Does it truly mean any of these things? For the most part, dig a little deeper into the circumstantial evidence of what’s really going on and no, it is not the case. Maybe they weren’t clear enough who it was for and hence the the ad copy missed the mark, maybe they talked about a problem the therapist would know was the problem but the client wouldn’t know was the real underlying cause (and hence the clients wouldn’t think the offering was for them and would've scrolled straight past it), maybe they did an organic Facebook post and organic personal posts with business words don’t get reach now in peoples personal feed, hence no-one liked it, maybe they’re exhausted or in crises this week and don’t actually HAVE any internal bandwidth left to take on board 10 extra clients and yes maybe they have any number of mindset blocks to success and receiving what they truly want. There can be a thousand different causes and yet not one of them means necessarily that you should give up and quit. This game takes a whole lot of patience, determination, resilience, the willingness to open up and be seen and to fall down and get back up, in front of ALOT of people, over and over until you get it right. Some people get it right faster than others. Some people have a Midas touch seemingly in one area and then have to build themselves up in another to balance out the whole business success picture.
But the point is, you have to be willing to commit to consistently staying IN the process for the long term, while you practice (a bit like how the NASA technicians and astronauts described their jobs in the movie The Martian) asking for help, thinking quick and engineering often highly inventive and ingenious solutions on the fly while you’re already IN a moving vehicle, to not only get your stuff out there, but manage all the short term financial and life challenges that still happen along the way at all levels while you’re doing it, until such time that you have enough perpetual motion going that it starts to feel more like riding a moving vehicle, than pushing a stationary one up and out of the atmosphere. But even then, it’s never easy, the challenges level up and you STILL have to keep adding fuel over the long term….in consistent and continual marketing, in touch points, in continuing to consistently deliver, to a crowd who now already know, like and trust you, in managing more and more people and functions (and handing over management of more and more non essential to your work ones) as your business continues to grow. And more than anything else maintaining commitment to work life balance and the people who love you most and you care about most who support you along the ride, that are often part of our big WHY for nailing this in the first place.
Key takeaway: You have to decide to 110% commit to this journey and remind yourself often why you got into it in the first place. Stay connected to your deepest, soulful calling and it will compel you to stay in for the ride, threw the rainbows and sunshine and the rain.
I’ve always said to people that nothing is ever impossible, no matter what background you’ve started from.

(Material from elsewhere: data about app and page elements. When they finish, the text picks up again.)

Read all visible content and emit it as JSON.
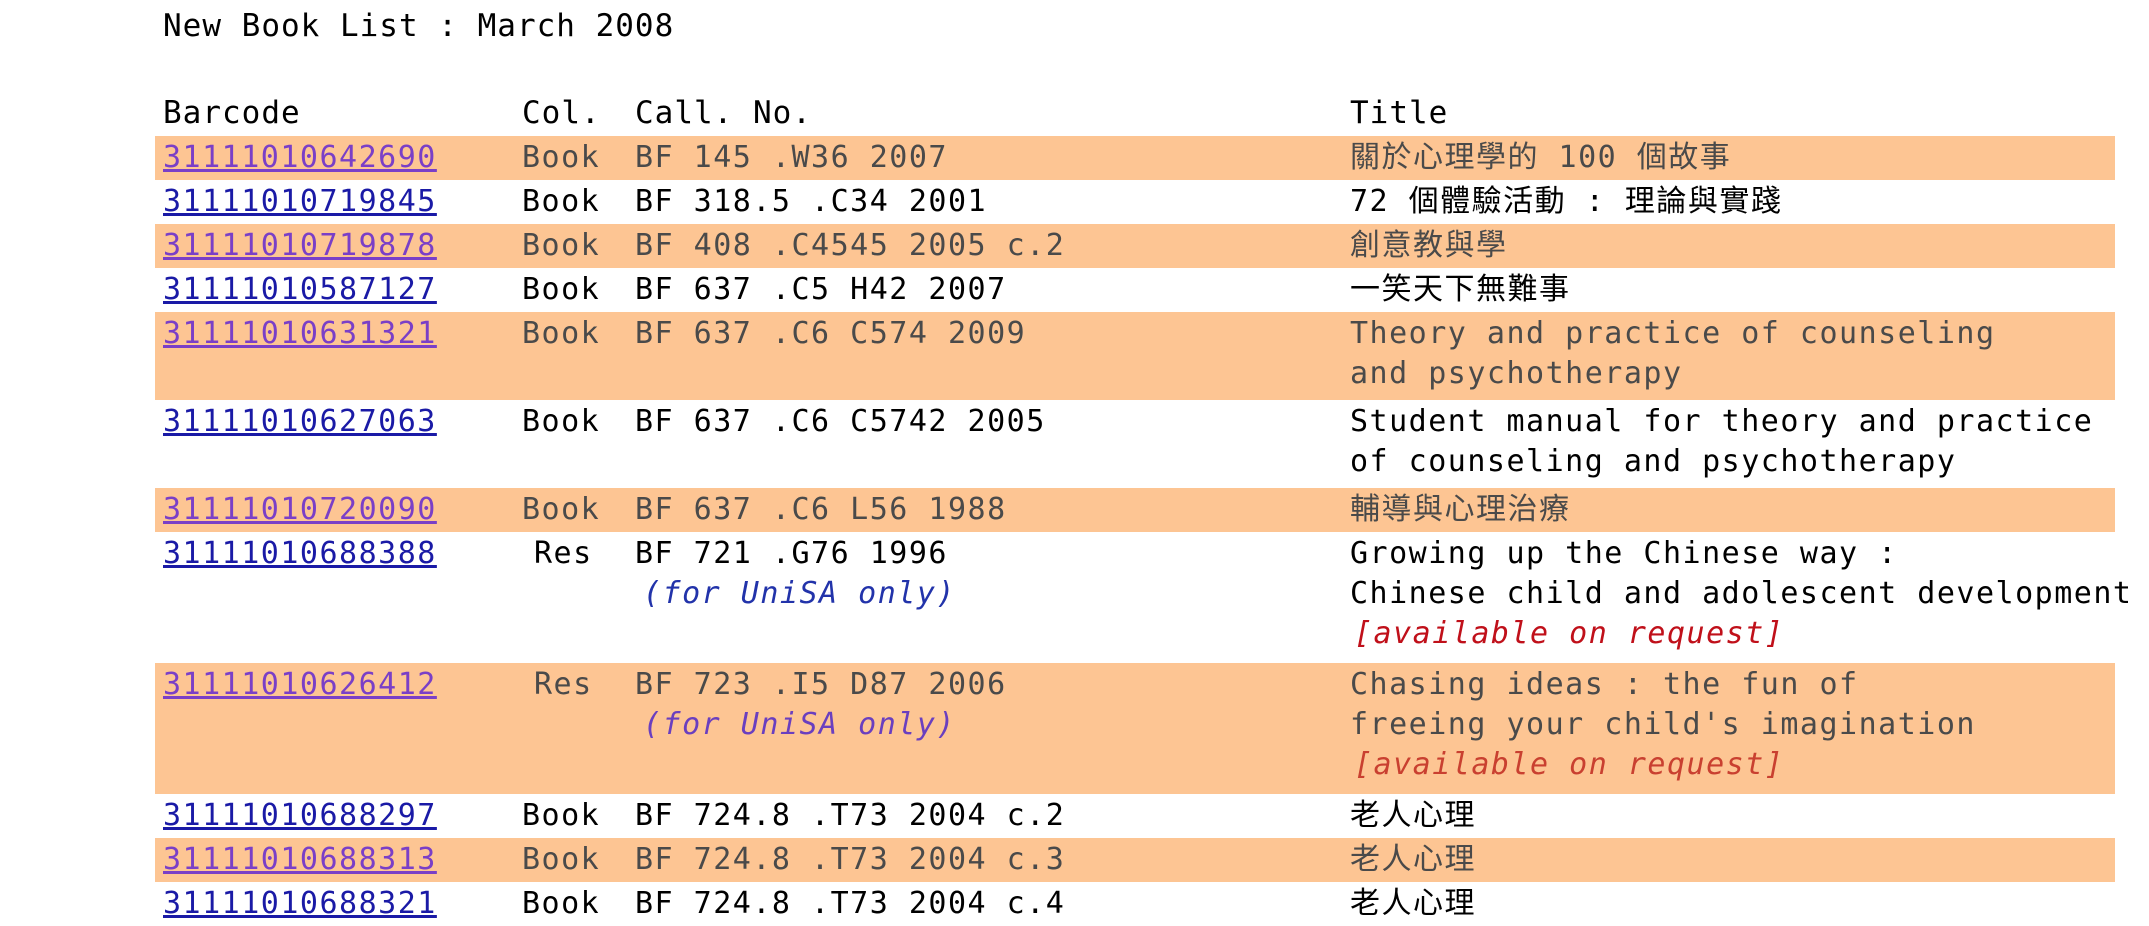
{
  "page_title": "New Book List : March 2008",
  "headers": {
    "barcode": "Barcode",
    "col": "Col.",
    "call": "Call. No.",
    "title": "Title"
  },
  "rows": [
    {
      "barcode": "31111010642690",
      "col": "Book",
      "call": "BF 145 .W36 2007",
      "title": [
        "關於心理學的 100 個故事"
      ],
      "call_note": "",
      "title_note": ""
    },
    {
      "barcode": "31111010719845",
      "col": "Book",
      "call": "BF 318.5 .C34 2001",
      "title": [
        "72 個體驗活動 : 理論與實踐"
      ],
      "call_note": "",
      "title_note": ""
    },
    {
      "barcode": "31111010719878",
      "col": "Book",
      "call": "BF 408 .C4545 2005 c.2",
      "title": [
        "創意教與學"
      ],
      "call_note": "",
      "title_note": ""
    },
    {
      "barcode": "31111010587127",
      "col": "Book",
      "call": "BF 637 .C5 H42 2007",
      "title": [
        "一笑天下無難事"
      ],
      "call_note": "",
      "title_note": ""
    },
    {
      "barcode": "31111010631321",
      "col": "Book",
      "call": "BF 637 .C6 C574 2009",
      "title": [
        "Theory and practice of counseling",
        "and psychotherapy"
      ],
      "call_note": "",
      "title_note": ""
    },
    {
      "barcode": "31111010627063",
      "col": "Book",
      "call": "BF 637 .C6 C5742 2005",
      "title": [
        "Student manual for theory and practice",
        "of counseling and psychotherapy"
      ],
      "call_note": "",
      "title_note": ""
    },
    {
      "barcode": "31111010720090",
      "col": "Book",
      "call": "BF 637 .C6 L56 1988",
      "title": [
        "輔導與心理治療"
      ],
      "call_note": "",
      "title_note": ""
    },
    {
      "barcode": "31111010688388",
      "col": "Res",
      "call": "BF 721 .G76 1996",
      "title": [
        "Growing up the Chinese way :",
        "Chinese child and adolescent development"
      ],
      "call_note": "(for UniSA only)",
      "title_note": "[available on request]"
    },
    {
      "barcode": "31111010626412",
      "col": "Res",
      "call": "BF 723 .I5 D87 2006",
      "title": [
        "Chasing ideas : the fun of",
        "freeing your child's imagination"
      ],
      "call_note": "(for UniSA only)",
      "title_note": "[available on request]"
    },
    {
      "barcode": "31111010688297",
      "col": "Book",
      "call": "BF 724.8 .T73 2004 c.2",
      "title": [
        "老人心理"
      ],
      "call_note": "",
      "title_note": ""
    },
    {
      "barcode": "31111010688313",
      "col": "Book",
      "call": "BF 724.8 .T73 2004 c.3",
      "title": [
        "老人心理"
      ],
      "call_note": "",
      "title_note": ""
    },
    {
      "barcode": "31111010688321",
      "col": "Book",
      "call": "BF 724.8 .T73 2004 c.4",
      "title": [
        "老人心理"
      ],
      "call_note": "",
      "title_note": ""
    }
  ]
}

Success is actually inevitable, if you’re willing to stay in the game and keep growing long enough to achieve it. If you want it bad enough, there’ll always be a way.
Nat talks about Self Expression, Heart Centred Communication and Lifestyle for Leaders.